There are a number of excellent accounts of earlier missionary work in Angola including T. E. Wilson’s book Angola Beloved and C. Allison’s book, Leaves from an African Jungle, with which many readers are familiar, so I will not give a history of assembly work in Angola.
We first began visiting Angola almost 12 years ago, not long after we were commended to the work of God and lived and served at Chavuma Mission Hospital, Zambia. The nearby border with Angola opened up at that time and I began regular bike trips into the country, helping local Zambian brethren with preaching the gospel, teaching in small village assemblies, and holding monthly mobile clinics. It was not until April 2014 that the Lord opened the way for us to move into Angola to live. A few months later, we made Biula our home.
Biula is the site of an old mission station which last had resident missionaries in the mid 1980s. Due to war, it was abandoned at that time. Troops occupied the mission shortly after, and when the war ended in 2002, the shells of three missionary houses remained as well as a crumbling hospital, a rundown clinic, and an old gospel hall.
When we arrived in Biula, much essential practical work had already been done. There was a generator, a ram water pump, a newly constructed building for the church to meet in, and a basically renovated clinic.
Our vision for medical work in our area is to strengthen and to make self-sufficient the Christian nurses and clinics by working alongside them to improve their diagnostic and treatment skills and to encourage them to use their work as a testimony for Christ to their patients, without creating a large institution dependent on us. Therefore, at the start of each major clinic day in Biula, (or in Luma Cassai), we have a gospel message and health talk as people start to queue early in the morning. We try to take time with each patient, pausing to pray with those with serious illness or an uncertain diagnosis. This is not merely trying to be a “good testimony,” but stems from a real sense of dependence on God to guide and heal, as we are working in a place where we have no laboratory, very limited equipment, and only basic medication, all the while working in Portuguese or Chokwe (the local language) with patients who usually have no knowledge of basic health. We often refer patients to the Great Physician. We have seen God preserve life and heal in remarkable ways, and as a result, our faith is also strengthened.

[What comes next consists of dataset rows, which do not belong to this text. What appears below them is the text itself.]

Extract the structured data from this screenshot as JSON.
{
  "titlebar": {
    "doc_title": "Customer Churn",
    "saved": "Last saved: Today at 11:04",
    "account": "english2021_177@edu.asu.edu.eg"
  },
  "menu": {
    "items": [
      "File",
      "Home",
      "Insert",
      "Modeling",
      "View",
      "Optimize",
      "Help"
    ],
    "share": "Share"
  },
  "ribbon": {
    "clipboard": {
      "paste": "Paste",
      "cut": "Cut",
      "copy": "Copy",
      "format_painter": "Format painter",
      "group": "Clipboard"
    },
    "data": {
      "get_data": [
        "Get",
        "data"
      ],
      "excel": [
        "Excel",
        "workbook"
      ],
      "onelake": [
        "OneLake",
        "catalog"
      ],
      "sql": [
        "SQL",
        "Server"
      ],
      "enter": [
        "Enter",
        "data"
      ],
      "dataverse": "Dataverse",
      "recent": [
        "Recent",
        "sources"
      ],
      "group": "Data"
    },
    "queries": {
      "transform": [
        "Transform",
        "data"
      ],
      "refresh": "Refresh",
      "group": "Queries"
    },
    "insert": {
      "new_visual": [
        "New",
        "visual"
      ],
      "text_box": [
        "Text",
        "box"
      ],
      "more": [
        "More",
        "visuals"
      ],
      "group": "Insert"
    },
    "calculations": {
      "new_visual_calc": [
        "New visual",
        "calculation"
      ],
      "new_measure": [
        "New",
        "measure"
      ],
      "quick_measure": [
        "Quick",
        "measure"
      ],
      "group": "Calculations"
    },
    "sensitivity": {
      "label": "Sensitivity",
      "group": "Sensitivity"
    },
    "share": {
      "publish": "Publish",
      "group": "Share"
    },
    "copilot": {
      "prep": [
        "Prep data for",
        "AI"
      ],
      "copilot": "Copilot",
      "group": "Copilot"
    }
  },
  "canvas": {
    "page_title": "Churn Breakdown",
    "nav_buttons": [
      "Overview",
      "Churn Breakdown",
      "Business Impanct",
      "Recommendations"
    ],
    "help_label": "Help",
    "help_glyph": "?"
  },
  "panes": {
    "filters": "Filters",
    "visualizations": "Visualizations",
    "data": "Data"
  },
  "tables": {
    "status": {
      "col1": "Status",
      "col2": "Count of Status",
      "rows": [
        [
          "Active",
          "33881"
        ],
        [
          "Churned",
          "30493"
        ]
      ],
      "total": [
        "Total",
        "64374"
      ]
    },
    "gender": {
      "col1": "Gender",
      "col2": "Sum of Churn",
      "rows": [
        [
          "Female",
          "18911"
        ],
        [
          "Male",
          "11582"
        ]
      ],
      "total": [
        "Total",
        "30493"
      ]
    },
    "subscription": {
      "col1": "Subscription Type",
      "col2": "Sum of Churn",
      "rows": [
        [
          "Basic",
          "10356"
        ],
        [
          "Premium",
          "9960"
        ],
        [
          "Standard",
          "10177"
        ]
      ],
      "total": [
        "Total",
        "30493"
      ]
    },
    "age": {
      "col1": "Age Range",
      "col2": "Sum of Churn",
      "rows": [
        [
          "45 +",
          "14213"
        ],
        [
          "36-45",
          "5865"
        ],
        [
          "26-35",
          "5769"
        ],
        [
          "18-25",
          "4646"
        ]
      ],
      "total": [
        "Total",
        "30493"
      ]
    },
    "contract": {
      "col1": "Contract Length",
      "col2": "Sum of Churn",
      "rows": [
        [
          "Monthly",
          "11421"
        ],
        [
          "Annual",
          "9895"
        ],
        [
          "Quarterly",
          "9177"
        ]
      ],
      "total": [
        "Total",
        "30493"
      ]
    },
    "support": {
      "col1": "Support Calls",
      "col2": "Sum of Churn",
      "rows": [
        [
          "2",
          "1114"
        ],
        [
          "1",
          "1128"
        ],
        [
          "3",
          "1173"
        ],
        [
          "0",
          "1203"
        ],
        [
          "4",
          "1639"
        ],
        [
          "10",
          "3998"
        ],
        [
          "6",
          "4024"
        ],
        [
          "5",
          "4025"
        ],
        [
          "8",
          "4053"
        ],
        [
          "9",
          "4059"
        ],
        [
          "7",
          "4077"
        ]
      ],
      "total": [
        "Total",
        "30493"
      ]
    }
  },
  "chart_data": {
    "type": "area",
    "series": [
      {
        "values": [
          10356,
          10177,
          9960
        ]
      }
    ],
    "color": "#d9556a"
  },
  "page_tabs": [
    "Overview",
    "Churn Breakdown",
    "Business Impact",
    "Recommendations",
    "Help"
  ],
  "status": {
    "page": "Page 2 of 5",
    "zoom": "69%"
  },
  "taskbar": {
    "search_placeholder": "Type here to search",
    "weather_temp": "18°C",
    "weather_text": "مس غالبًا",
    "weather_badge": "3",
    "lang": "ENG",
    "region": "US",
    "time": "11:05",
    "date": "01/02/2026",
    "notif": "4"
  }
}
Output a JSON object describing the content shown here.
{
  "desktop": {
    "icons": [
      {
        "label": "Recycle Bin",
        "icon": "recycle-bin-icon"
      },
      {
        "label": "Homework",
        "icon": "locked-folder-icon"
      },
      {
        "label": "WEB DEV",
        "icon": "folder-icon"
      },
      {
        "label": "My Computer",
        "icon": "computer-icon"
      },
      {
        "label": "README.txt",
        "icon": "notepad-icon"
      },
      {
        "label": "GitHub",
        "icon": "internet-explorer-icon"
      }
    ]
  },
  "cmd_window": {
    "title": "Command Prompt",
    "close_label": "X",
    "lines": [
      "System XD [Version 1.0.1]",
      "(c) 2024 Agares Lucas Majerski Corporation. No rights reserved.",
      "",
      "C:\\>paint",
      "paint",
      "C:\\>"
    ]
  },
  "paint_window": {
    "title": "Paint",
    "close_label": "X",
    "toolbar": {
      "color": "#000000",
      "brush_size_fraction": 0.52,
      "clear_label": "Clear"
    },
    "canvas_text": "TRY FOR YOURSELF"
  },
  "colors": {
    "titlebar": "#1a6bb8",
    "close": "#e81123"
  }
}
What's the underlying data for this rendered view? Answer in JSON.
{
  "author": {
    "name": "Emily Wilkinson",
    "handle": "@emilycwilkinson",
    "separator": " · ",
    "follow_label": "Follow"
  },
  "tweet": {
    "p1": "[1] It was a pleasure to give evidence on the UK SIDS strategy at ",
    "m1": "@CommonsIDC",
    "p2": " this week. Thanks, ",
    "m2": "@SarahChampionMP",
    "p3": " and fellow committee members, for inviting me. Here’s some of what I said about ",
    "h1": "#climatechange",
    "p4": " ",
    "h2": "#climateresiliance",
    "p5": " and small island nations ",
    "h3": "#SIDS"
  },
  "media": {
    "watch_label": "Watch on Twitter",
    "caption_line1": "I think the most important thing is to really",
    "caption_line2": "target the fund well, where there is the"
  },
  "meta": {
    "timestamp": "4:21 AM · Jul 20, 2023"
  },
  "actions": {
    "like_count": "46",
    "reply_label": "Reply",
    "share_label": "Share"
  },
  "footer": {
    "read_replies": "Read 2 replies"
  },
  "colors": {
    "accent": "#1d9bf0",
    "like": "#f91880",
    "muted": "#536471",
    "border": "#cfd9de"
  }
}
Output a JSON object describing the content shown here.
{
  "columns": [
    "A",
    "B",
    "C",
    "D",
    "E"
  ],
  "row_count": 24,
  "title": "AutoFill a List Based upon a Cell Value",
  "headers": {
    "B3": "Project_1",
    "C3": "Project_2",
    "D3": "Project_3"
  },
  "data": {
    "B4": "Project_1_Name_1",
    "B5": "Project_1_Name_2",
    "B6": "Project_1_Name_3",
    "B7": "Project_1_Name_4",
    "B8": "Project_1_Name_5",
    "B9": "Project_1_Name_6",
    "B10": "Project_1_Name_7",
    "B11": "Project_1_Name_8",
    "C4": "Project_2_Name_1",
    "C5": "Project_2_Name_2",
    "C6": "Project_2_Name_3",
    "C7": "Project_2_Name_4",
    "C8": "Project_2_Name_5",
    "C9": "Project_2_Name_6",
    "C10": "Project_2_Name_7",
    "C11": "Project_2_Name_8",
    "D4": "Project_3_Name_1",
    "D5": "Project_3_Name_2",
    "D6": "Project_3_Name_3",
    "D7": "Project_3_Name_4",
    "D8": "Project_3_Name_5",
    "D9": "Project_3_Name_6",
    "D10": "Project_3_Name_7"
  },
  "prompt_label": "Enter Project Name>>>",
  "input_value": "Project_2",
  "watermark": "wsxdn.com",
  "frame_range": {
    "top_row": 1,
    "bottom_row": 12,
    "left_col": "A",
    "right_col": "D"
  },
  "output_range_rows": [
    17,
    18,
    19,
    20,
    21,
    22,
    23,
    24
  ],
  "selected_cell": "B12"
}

Bible teaching and visiting in nearby villages is a vital part of our ministry as well. Currently, I have a regular weekly teaching meeting with the local assembly in Biula, giving a simple overview of the Bible with handouts and study notes in Chokwe and Portuguese. At times, we have opportunities to visit for meetings in other nearby assemblies. Elizabeth and I regularly visit in the surrounding villages, sometimes to visit the sick, check on a newborn babe, or, as in the month of January, to distribute calendars.
We face a number of challenges. Angola is in the midst of an economic crisis and almost all government help with medication has ceased. Most clinics have only one nurse left, and they have not been paid for many months. Our idea of making the clinics self-supporting is presently untenable. We charge a small fee for a consultation and for medications, but this does not cover the cost of medication which we had been trying to source locally, but now have to purchase in Zambia or elsewhere.
We are seeking to let God guide in how we develop the medical work, since the Lord Jesus sent the disciples to preach and heal (Luke 9:2, 6), thus linking the two activities together. In practice, it is easy for the medical work to overwhelm every other facet of service and life, and so we look to God to help us keep the balance between “preaching” and “healing.” We would like to see a work develop which would stand whether or not we are present in Angola, a work maintained by Angolan brothers and sisters, used by the Spirit of God to show the Light of the world in a place where spiritual darkness and medical needs are profound due to past war and present corruption and injustice.
Another major challenge in the medical and spiritual work is language and illiteracy. Being comfortable in Portuguese is not adequate, as so many Angolans in the rural areas around us only speak Chokwe, so much of my time is still dedicated to language study. We are faced with the prospect of having to start literacy classes as well. How can we preach personal devotion to the Lord or expect growing spiritual maturity when the believers cannot read the Scriptures for themselves?
Angola is a dark place spiritually, but God is working, and evidence of His faithfulness and calling to us is on every hand. At the start of 2017, we saw a beloved senior missionary colleague, Ruth Hadley, suddenly forced home for an indefinite period for health reasons, at a point when the needs and opportunities for God’s service in Angola are increasing and missionaries are few. The assemblies face many challenges, including pressure to move away from basic Biblical assembly principles, division between assemblies, fear of witchcraft, an unclear gospel message, and poorly taught elders.
Yet, the overwhelming needs make Angola a thrilling place to serve. To see God at work, in spite of our weakness and the crushing spiritual and physical needs on every side, is akin to being in Peter’s shoes when he saw Christ walking in the darkness on the stormy sea and heard His call to join Him, “Come!” Let us each keep our eyes fixed on Christ and go to Him!